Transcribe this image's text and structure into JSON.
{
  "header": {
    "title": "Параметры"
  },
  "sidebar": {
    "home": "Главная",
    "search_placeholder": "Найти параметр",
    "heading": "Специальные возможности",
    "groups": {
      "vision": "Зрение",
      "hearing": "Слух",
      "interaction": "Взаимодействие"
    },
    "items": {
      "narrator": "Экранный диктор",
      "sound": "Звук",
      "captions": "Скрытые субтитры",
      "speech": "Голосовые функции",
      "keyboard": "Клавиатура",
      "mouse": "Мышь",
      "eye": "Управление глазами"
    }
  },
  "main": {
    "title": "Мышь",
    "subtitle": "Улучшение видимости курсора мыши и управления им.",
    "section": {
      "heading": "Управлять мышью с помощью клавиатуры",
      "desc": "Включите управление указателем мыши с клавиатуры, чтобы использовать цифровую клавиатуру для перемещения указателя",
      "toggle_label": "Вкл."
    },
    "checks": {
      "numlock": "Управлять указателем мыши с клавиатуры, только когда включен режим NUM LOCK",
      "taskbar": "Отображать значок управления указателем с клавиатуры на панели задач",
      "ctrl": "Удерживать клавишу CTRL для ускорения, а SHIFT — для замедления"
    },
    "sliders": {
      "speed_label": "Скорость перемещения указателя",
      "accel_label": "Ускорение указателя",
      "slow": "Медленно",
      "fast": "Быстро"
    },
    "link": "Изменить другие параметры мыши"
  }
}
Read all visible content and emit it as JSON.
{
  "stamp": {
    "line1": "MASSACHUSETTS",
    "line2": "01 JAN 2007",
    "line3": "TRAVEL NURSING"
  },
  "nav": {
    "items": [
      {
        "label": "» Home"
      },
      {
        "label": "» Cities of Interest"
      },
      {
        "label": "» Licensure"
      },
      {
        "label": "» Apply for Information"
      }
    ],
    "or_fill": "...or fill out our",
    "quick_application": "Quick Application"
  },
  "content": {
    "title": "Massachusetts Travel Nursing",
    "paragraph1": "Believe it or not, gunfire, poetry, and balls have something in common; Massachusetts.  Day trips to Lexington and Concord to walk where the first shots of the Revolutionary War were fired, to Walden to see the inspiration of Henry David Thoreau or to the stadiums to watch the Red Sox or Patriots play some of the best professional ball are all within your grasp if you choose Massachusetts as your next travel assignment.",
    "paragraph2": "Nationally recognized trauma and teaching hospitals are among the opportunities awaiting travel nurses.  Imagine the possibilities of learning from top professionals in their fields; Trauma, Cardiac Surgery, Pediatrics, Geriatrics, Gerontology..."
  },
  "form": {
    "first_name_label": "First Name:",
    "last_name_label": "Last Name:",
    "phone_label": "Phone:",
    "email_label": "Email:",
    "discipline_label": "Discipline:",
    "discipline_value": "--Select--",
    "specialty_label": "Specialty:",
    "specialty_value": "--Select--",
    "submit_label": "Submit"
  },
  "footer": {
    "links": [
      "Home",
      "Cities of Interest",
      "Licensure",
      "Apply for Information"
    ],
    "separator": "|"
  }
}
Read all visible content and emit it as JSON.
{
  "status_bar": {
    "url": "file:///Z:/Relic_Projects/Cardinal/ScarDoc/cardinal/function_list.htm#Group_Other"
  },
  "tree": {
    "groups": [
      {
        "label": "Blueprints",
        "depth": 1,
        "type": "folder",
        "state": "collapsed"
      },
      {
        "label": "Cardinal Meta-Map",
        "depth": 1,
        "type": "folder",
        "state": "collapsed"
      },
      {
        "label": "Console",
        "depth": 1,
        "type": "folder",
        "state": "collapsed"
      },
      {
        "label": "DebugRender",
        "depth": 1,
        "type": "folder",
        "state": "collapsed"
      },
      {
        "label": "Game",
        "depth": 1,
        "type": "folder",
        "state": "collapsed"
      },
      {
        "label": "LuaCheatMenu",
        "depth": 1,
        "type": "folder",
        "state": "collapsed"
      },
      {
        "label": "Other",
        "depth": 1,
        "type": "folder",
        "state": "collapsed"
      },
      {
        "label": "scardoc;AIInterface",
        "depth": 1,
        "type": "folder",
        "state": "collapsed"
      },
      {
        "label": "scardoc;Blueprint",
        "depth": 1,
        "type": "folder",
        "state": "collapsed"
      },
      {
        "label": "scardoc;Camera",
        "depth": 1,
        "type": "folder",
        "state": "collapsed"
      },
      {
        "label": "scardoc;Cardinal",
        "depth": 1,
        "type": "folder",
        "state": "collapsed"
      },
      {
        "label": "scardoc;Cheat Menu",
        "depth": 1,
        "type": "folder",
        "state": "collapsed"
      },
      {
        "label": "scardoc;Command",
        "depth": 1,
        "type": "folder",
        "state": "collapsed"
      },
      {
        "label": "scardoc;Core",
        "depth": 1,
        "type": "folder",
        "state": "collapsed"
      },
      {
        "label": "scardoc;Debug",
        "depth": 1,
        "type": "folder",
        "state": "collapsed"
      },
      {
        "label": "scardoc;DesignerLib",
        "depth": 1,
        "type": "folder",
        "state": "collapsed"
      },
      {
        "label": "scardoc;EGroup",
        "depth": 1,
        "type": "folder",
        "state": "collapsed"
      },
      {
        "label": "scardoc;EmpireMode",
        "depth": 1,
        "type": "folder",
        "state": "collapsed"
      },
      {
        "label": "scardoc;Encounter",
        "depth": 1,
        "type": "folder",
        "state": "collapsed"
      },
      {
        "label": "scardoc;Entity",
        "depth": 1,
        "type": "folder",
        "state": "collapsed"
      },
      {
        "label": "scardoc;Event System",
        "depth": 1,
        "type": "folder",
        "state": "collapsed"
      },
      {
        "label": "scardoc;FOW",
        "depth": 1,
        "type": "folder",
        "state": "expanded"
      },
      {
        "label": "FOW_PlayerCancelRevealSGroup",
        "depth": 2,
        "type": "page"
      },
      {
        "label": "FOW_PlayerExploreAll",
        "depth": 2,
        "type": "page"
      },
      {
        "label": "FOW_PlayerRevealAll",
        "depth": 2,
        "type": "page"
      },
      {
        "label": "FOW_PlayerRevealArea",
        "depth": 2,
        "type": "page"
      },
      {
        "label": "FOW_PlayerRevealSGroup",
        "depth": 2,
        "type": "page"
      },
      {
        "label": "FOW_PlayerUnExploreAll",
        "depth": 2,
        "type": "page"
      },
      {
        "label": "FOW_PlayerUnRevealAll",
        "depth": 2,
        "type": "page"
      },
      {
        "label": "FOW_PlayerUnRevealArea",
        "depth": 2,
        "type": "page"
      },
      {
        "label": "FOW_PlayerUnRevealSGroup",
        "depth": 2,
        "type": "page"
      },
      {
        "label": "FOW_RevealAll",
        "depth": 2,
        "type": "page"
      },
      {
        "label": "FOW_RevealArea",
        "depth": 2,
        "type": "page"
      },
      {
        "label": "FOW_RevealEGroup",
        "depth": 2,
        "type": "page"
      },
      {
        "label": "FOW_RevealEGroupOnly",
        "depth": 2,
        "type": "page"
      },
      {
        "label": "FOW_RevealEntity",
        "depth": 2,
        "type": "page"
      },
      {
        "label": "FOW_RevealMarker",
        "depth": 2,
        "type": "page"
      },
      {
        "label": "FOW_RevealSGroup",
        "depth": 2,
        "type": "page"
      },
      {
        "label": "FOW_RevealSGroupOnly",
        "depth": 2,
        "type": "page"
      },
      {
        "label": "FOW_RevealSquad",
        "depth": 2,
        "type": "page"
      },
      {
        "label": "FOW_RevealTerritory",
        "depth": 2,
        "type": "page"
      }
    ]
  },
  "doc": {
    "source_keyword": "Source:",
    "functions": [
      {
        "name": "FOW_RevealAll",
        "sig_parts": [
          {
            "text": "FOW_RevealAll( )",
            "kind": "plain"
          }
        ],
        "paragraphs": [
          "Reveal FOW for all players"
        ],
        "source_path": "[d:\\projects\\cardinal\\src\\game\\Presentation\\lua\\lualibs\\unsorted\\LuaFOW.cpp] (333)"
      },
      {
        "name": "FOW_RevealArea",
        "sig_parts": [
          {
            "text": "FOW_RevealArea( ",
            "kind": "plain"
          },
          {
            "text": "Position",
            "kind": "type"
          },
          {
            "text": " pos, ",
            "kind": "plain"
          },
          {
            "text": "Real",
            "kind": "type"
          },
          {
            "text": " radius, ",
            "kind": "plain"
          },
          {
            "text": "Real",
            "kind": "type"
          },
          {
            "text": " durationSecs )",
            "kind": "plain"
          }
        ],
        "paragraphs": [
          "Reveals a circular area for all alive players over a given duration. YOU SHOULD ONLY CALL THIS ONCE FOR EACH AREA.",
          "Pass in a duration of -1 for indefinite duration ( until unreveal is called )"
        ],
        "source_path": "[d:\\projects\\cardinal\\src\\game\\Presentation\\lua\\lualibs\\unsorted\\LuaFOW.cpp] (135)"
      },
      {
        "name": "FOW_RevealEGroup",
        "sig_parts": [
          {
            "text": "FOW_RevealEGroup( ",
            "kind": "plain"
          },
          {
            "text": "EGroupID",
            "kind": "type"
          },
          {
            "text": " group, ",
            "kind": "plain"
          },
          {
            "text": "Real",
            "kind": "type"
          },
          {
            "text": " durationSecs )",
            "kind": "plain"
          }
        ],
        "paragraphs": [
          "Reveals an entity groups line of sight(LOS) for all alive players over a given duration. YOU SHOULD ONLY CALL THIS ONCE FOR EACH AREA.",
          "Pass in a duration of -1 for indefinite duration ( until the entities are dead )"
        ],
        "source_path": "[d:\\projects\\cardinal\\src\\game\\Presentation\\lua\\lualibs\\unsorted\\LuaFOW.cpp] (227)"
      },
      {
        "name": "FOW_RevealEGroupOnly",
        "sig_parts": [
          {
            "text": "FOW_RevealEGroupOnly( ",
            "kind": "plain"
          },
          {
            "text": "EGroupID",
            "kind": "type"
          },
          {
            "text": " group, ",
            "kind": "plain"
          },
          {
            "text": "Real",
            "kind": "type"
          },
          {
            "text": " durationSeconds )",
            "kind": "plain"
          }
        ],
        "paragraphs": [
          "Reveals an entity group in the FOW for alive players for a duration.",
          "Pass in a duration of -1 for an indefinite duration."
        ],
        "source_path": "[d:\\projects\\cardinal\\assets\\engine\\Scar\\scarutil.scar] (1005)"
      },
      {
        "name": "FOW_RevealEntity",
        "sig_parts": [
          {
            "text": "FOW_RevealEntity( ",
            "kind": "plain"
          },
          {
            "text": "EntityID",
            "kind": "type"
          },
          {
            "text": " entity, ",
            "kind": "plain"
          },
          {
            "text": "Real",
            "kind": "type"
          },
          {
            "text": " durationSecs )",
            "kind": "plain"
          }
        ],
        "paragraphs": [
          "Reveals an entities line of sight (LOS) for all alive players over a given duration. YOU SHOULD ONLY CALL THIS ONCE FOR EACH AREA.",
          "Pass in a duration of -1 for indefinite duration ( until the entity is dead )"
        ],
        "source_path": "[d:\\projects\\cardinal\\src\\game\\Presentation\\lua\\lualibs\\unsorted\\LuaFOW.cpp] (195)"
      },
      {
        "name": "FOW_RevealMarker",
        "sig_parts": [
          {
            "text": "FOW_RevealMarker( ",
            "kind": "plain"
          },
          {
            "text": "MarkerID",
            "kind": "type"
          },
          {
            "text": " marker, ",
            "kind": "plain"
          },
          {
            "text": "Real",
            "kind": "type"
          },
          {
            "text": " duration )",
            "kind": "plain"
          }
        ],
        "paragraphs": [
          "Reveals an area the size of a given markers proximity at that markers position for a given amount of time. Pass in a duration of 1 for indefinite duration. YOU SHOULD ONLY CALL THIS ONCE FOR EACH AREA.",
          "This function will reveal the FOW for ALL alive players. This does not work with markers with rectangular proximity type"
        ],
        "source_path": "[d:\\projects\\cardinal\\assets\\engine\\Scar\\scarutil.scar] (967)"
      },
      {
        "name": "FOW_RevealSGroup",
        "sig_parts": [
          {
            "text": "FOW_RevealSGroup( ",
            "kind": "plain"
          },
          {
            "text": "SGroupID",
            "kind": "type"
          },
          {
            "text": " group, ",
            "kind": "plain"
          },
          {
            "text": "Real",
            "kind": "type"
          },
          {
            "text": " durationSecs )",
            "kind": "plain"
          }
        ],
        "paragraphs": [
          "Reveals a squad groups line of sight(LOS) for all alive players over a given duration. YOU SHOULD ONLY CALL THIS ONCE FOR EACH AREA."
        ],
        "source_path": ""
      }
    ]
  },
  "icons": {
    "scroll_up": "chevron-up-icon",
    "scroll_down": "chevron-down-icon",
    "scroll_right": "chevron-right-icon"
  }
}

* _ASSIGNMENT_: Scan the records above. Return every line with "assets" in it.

* _SOLUTION TO THIS PROBLEM_:
        "source_path": "[d:\\projects\\cardinal\\assets\\engine\\Scar\\scarutil.scar] (1005)"
        "source_path": "[d:\\projects\\cardinal\\assets\\engine\\Scar\\scarutil.scar] (967)"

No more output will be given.